§ **PROBLEM TO WORK ON**:
Your answer should consist of all lines in the listing that hold the word "much".

★ ★ ★ ★

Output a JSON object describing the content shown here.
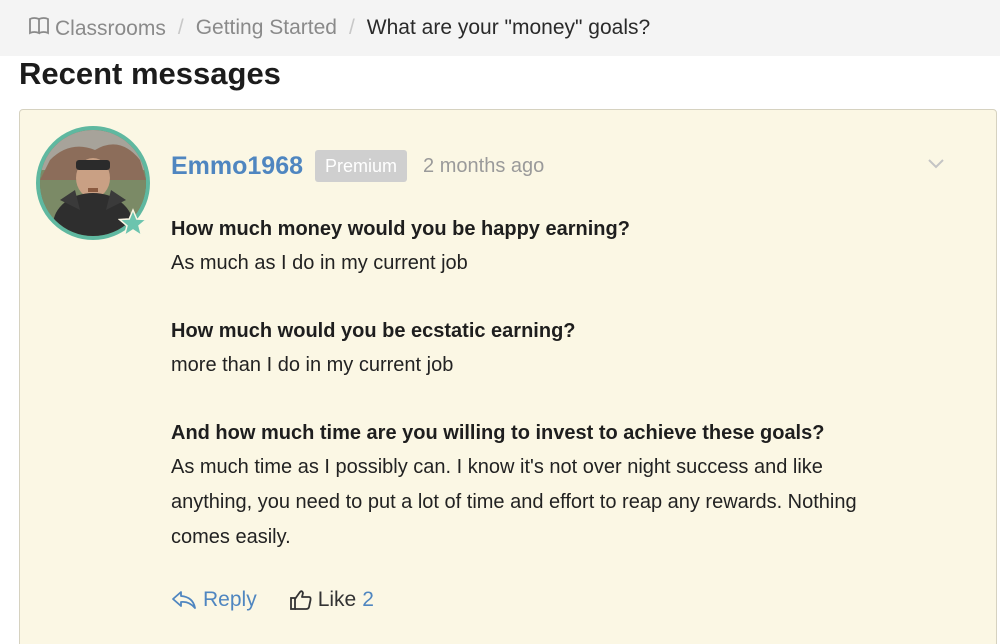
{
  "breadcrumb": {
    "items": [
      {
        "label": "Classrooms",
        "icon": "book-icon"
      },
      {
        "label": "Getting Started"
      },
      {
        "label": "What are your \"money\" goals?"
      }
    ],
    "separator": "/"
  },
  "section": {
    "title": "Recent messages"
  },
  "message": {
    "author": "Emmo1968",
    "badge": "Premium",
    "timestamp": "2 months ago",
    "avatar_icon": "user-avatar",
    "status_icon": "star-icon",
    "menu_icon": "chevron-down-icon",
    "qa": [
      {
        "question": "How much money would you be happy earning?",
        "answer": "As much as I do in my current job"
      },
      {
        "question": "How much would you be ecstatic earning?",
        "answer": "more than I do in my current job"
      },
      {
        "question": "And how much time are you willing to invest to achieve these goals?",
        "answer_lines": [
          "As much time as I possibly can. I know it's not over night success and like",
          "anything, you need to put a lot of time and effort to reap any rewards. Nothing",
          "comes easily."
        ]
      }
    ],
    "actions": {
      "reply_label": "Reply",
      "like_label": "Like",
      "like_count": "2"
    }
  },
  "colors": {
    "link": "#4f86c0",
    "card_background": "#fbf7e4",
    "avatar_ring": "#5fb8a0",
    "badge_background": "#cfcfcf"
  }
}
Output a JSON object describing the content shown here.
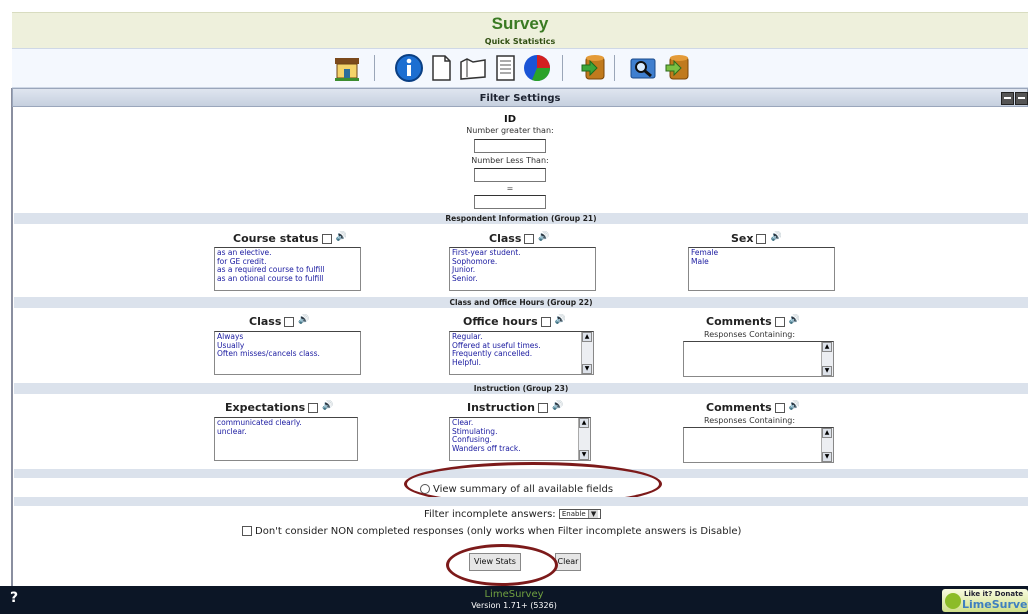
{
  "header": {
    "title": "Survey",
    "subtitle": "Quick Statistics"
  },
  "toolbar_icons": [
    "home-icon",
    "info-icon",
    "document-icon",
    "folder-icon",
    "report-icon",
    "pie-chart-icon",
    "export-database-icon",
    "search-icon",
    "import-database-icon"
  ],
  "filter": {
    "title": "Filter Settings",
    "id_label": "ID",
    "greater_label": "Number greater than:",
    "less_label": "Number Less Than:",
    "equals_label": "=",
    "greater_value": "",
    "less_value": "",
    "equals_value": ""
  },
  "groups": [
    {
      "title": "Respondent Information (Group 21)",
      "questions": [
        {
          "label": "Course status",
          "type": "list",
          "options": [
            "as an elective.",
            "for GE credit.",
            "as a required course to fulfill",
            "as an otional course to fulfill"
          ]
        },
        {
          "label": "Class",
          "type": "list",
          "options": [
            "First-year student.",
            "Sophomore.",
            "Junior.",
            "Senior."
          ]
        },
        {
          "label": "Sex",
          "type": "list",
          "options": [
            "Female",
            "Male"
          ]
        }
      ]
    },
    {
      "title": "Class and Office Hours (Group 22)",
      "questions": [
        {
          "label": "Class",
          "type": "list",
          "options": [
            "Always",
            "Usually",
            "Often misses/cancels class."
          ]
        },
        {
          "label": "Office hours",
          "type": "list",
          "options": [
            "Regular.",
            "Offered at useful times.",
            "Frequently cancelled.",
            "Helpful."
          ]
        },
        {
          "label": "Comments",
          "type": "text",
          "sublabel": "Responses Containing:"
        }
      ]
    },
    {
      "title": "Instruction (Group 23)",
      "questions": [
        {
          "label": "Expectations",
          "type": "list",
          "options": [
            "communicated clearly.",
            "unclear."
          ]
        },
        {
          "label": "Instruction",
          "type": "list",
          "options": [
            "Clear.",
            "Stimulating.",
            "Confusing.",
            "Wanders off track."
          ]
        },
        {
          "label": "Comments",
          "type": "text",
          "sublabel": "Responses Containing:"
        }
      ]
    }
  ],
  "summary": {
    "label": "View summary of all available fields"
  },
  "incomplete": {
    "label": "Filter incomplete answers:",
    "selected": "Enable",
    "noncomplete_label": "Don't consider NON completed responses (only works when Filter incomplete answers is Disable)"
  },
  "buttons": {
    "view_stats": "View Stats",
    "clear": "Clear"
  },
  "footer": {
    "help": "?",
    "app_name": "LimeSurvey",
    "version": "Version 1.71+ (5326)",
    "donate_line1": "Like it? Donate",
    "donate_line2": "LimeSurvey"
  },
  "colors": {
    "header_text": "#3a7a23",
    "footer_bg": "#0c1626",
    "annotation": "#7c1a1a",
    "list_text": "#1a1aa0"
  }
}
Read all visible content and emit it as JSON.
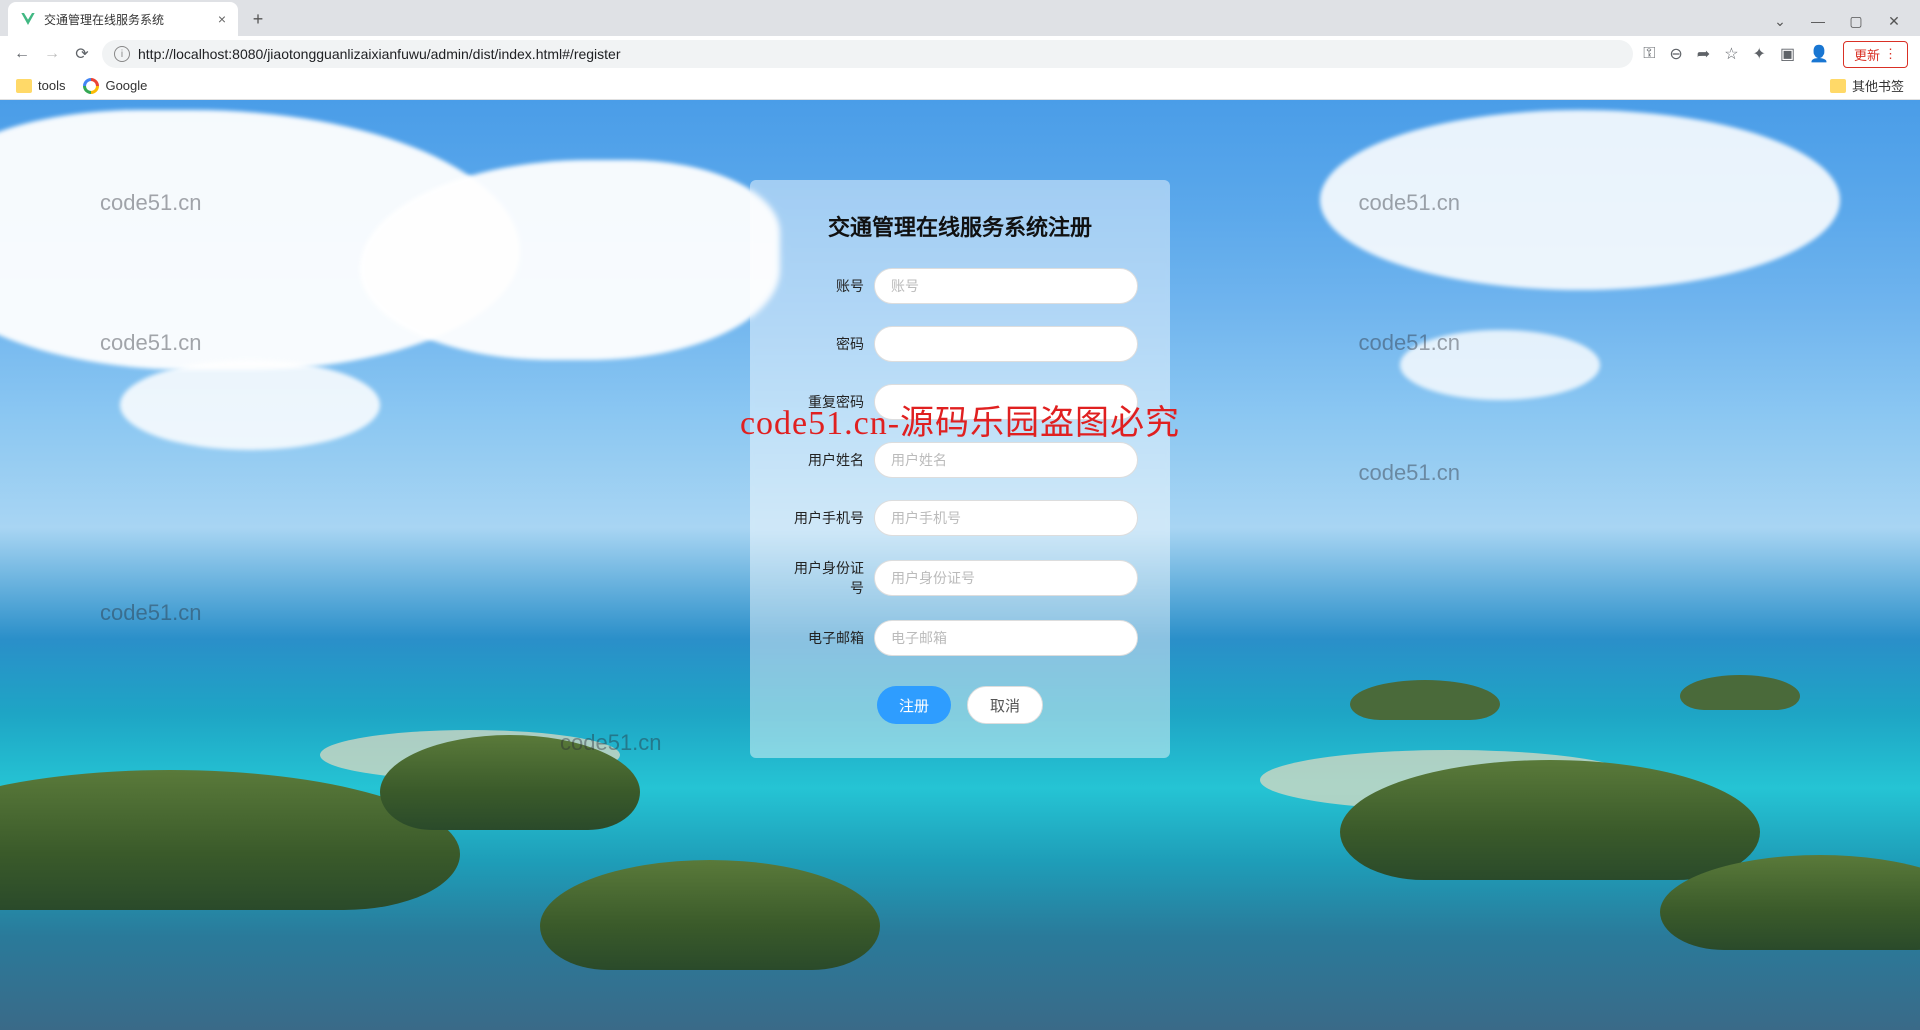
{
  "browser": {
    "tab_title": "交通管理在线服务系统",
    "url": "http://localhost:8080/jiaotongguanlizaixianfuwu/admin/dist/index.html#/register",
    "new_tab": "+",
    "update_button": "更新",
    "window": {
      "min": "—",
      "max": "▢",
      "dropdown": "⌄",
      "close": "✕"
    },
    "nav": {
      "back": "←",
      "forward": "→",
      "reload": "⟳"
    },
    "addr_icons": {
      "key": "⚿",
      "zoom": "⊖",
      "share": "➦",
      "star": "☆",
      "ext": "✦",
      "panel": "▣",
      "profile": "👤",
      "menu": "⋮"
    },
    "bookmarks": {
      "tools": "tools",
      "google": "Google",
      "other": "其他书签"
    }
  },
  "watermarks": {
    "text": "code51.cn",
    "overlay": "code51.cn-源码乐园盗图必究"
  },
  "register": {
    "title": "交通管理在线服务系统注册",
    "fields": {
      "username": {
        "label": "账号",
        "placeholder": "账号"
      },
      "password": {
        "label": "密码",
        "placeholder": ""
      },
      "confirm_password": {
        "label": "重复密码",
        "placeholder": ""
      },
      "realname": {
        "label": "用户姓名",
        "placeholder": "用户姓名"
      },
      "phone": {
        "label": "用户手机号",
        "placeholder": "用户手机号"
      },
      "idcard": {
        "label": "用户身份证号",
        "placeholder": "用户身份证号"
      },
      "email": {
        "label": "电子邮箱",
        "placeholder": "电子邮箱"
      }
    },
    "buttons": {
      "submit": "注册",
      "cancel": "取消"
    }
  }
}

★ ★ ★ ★

§ **SOLUTION FOR THIS TASK**:
        "question": "How much money would you be happy earning?",
        "answer": "As much as I do in my current job"
        "question": "How much would you be ecstatic earning?",
        "question": "And how much time are you willing to invest to achieve these goals?",
          "As much time as I possibly can. I know it's not over night success and like",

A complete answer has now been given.